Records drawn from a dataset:

====

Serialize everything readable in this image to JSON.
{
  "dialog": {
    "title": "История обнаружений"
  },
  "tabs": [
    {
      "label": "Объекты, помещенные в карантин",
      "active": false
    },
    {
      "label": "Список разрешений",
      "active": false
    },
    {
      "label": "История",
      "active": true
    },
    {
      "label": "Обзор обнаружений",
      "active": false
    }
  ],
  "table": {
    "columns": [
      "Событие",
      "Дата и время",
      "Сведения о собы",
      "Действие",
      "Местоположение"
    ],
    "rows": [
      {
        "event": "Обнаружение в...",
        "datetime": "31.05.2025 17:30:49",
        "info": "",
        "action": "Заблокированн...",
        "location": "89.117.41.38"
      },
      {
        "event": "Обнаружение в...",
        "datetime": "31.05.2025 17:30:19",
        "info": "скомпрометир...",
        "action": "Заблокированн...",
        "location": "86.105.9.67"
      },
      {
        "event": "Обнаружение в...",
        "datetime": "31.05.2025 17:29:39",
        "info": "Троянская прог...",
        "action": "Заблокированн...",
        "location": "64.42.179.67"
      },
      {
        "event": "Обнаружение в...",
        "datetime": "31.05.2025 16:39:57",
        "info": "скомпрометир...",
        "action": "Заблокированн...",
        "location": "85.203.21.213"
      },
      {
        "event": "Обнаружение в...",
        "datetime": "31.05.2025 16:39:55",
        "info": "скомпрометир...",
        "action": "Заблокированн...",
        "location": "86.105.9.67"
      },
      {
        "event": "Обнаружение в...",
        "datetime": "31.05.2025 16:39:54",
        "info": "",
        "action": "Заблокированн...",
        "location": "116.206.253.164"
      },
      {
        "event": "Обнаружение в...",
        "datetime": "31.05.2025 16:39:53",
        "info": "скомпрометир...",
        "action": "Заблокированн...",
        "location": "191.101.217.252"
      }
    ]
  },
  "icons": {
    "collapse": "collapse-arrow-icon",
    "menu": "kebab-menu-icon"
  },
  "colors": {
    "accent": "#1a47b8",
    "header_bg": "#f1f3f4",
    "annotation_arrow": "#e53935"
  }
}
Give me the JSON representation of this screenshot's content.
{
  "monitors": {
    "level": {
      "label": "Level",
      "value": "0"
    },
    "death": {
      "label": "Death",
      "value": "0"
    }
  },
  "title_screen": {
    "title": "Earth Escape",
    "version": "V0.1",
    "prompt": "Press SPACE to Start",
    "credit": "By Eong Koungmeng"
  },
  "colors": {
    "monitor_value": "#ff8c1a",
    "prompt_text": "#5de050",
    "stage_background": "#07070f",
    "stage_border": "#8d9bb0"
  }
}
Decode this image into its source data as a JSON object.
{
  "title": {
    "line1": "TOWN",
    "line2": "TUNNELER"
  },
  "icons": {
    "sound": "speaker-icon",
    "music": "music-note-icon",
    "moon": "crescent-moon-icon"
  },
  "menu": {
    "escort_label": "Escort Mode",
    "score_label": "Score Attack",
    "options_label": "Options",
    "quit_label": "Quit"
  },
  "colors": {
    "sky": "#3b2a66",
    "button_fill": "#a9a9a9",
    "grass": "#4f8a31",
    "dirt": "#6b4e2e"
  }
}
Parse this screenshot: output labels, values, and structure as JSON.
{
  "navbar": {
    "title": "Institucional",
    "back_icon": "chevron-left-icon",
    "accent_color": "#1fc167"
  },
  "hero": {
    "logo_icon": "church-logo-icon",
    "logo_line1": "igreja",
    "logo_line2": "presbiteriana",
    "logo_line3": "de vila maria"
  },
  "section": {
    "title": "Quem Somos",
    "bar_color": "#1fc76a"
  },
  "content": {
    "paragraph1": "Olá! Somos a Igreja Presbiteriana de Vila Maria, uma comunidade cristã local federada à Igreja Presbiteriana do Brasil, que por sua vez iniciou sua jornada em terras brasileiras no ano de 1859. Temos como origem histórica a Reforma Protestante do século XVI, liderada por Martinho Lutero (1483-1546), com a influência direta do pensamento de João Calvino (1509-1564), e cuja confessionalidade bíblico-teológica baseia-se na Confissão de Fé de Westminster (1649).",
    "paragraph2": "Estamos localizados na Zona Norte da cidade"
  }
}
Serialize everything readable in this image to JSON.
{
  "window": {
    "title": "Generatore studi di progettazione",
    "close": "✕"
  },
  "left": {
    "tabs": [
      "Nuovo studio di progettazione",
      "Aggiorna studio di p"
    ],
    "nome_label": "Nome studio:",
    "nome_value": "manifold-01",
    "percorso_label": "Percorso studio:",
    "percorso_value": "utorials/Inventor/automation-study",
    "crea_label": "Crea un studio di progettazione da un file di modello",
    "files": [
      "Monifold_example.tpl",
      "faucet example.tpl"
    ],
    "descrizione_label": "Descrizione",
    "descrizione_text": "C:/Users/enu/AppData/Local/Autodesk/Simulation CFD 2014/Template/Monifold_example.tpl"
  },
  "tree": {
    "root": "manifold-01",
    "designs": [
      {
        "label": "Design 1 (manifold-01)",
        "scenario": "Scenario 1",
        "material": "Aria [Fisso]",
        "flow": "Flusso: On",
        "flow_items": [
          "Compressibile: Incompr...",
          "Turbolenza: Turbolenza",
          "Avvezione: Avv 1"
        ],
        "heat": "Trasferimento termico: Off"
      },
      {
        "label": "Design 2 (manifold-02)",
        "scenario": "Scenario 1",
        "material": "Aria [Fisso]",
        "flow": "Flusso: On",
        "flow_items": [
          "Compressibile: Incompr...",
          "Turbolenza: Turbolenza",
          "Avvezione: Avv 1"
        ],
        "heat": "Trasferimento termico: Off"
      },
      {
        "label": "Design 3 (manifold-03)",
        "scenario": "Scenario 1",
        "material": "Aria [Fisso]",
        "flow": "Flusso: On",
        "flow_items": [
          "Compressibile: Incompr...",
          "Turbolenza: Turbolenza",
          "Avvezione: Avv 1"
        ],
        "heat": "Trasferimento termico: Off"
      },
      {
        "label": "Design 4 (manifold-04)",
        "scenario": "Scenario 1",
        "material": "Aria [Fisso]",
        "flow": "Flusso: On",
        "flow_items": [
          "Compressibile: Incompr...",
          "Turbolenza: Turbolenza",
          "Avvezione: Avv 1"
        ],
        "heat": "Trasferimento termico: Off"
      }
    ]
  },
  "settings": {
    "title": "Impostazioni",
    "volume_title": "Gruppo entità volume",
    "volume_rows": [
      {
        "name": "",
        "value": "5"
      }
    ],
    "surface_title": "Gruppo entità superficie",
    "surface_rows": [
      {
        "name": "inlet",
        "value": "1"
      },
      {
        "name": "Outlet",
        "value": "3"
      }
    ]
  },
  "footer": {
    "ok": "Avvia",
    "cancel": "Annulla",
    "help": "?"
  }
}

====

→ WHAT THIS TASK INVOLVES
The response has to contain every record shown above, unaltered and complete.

→ OUTPUT FOR THIS TASK
Serialize everything readable in this image to JSON.
{
  "dialog": {
    "title": "История обнаружений"
  },
  "tabs": [
    {
      "label": "Объекты, помещенные в карантин",
      "active": false
    },
    {
      "label": "Список разрешений",
      "active": false
    },
    {
      "label": "История",
      "active": true
    },
    {
      "label": "Обзор обнаружений",
      "active": false
    }
  ],
  "table": {
    "columns": [
      "Событие",
      "Дата и время",
      "Сведения о собы",
      "Действие",
      "Местоположение"
    ],
    "rows": [
      {
        "event": "Обнаружение в...",
        "datetime": "31.05.2025 17:30:49",
        "info": "",
        "action": "Заблокированн...",
        "location": "89.117.41.38"
      },
      {
        "event": "Обнаружение в...",
        "datetime": "31.05.2025 17:30:19",
        "info": "скомпрометир...",
        "action": "Заблокированн...",
        "location": "86.105.9.67"
      },
      {
        "event": "Обнаружение в...",
        "datetime": "31.05.2025 17:29:39",
        "info": "Троянская прог...",
        "action": "Заблокированн...",
        "location": "64.42.179.67"
      },
      {
        "event": "Обнаружение в...",
        "datetime": "31.05.2025 16:39:57",
        "info": "скомпрометир...",
        "action": "Заблокированн...",
        "location": "85.203.21.213"
      },
      {
        "event": "Обнаружение в...",
        "datetime": "31.05.2025 16:39:55",
        "info": "скомпрометир...",
        "action": "Заблокированн...",
        "location": "86.105.9.67"
      },
      {
        "event": "Обнаружение в...",
        "datetime": "31.05.2025 16:39:54",
        "info": "",
        "action": "Заблокированн...",
        "location": "116.206.253.164"
      },
      {
        "event": "Обнаружение в...",
        "datetime": "31.05.2025 16:39:53",
        "info": "скомпрометир...",
        "action": "Заблокированн...",
        "location": "191.101.217.252"
      }
    ]
  },
  "icons": {
    "collapse": "collapse-arrow-icon",
    "menu": "kebab-menu-icon"
  },
  "colors": {
    "accent": "#1a47b8",
    "header_bg": "#f1f3f4",
    "annotation_arrow": "#e53935"
  }
}
Give me the JSON representation of this screenshot's content.
{
  "monitors": {
    "level": {
      "label": "Level",
      "value": "0"
    },
    "death": {
      "label": "Death",
      "value": "0"
    }
  },
  "title_screen": {
    "title": "Earth Escape",
    "version": "V0.1",
    "prompt": "Press SPACE to Start",
    "credit": "By Eong Koungmeng"
  },
  "colors": {
    "monitor_value": "#ff8c1a",
    "prompt_text": "#5de050",
    "stage_background": "#07070f",
    "stage_border": "#8d9bb0"
  }
}
Decode this image into its source data as a JSON object.
{
  "title": {
    "line1": "TOWN",
    "line2": "TUNNELER"
  },
  "icons": {
    "sound": "speaker-icon",
    "music": "music-note-icon",
    "moon": "crescent-moon-icon"
  },
  "menu": {
    "escort_label": "Escort Mode",
    "score_label": "Score Attack",
    "options_label": "Options",
    "quit_label": "Quit"
  },
  "colors": {
    "sky": "#3b2a66",
    "button_fill": "#a9a9a9",
    "grass": "#4f8a31",
    "dirt": "#6b4e2e"
  }
}
Parse this screenshot: output labels, values, and structure as JSON.
{
  "navbar": {
    "title": "Institucional",
    "back_icon": "chevron-left-icon",
    "accent_color": "#1fc167"
  },
  "hero": {
    "logo_icon": "church-logo-icon",
    "logo_line1": "igreja",
    "logo_line2": "presbiteriana",
    "logo_line3": "de vila maria"
  },
  "section": {
    "title": "Quem Somos",
    "bar_color": "#1fc76a"
  },
  "content": {
    "paragraph1": "Olá! Somos a Igreja Presbiteriana de Vila Maria, uma comunidade cristã local federada à Igreja Presbiteriana do Brasil, que por sua vez iniciou sua jornada em terras brasileiras no ano de 1859. Temos como origem histórica a Reforma Protestante do século XVI, liderada por Martinho Lutero (1483-1546), com a influência direta do pensamento de João Calvino (1509-1564), e cuja confessionalidade bíblico-teológica baseia-se na Confissão de Fé de Westminster (1649).",
    "paragraph2": "Estamos localizados na Zona Norte da cidade"
  }
}
Serialize everything readable in this image to JSON.
{
  "window": {
    "title": "Generatore studi di progettazione",
    "close": "✕"
  },
  "left": {
    "tabs": [
      "Nuovo studio di progettazione",
      "Aggiorna studio di p"
    ],
    "nome_label": "Nome studio:",
    "nome_value": "manifold-01",
    "percorso_label": "Percorso studio:",
    "percorso_value": "utorials/Inventor/automation-study",
    "crea_label": "Crea un studio di progettazione da un file di modello",
    "files": [
      "Monifold_example.tpl",
      "faucet example.tpl"
    ],
    "descrizione_label": "Descrizione",
    "descrizione_text": "C:/Users/enu/AppData/Local/Autodesk/Simulation CFD 2014/Template/Monifold_example.tpl"
  },
  "tree": {
    "root": "manifold-01",
    "designs": [
      {
        "label": "Design 1 (manifold-01)",
        "scenario": "Scenario 1",
        "material": "Aria [Fisso]",
        "flow": "Flusso: On",
        "flow_items": [
          "Compressibile: Incompr...",
          "Turbolenza: Turbolenza",
          "Avvezione: Avv 1"
        ],
        "heat": "Trasferimento termico: Off"
      },
      {
        "label": "Design 2 (manifold-02)",
        "scenario": "Scenario 1",
        "material": "Aria [Fisso]",
        "flow": "Flusso: On",
        "flow_items": [
          "Compressibile: Incompr...",
          "Turbolenza: Turbolenza",
          "Avvezione: Avv 1"
        ],
        "heat": "Trasferimento termico: Off"
      },
      {
        "label": "Design 3 (manifold-03)",
        "scenario": "Scenario 1",
        "material": "Aria [Fisso]",
        "flow": "Flusso: On",
        "flow_items": [
          "Compressibile: Incompr...",
          "Turbolenza: Turbolenza",
          "Avvezione: Avv 1"
        ],
        "heat": "Trasferimento termico: Off"
      },
      {
        "label": "Design 4 (manifold-04)",
        "scenario": "Scenario 1",
        "material": "Aria [Fisso]",
        "flow": "Flusso: On",
        "flow_items": [
          "Compressibile: Incompr...",
          "Turbolenza: Turbolenza",
          "Avvezione: Avv 1"
        ],
        "heat": "Trasferimento termico: Off"
      }
    ]
  },
  "settings": {
    "title": "Impostazioni",
    "volume_title": "Gruppo entità volume",
    "volume_rows": [
      {
        "name": "",
        "value": "5"
      }
    ],
    "surface_title": "Gruppo entità superficie",
    "surface_rows": [
      {
        "name": "inlet",
        "value": "1"
      },
      {
        "name": "Outlet",
        "value": "3"
      }
    ]
  },
  "footer": {
    "ok": "Avvia",
    "cancel": "Annulla",
    "help": "?"
  }
}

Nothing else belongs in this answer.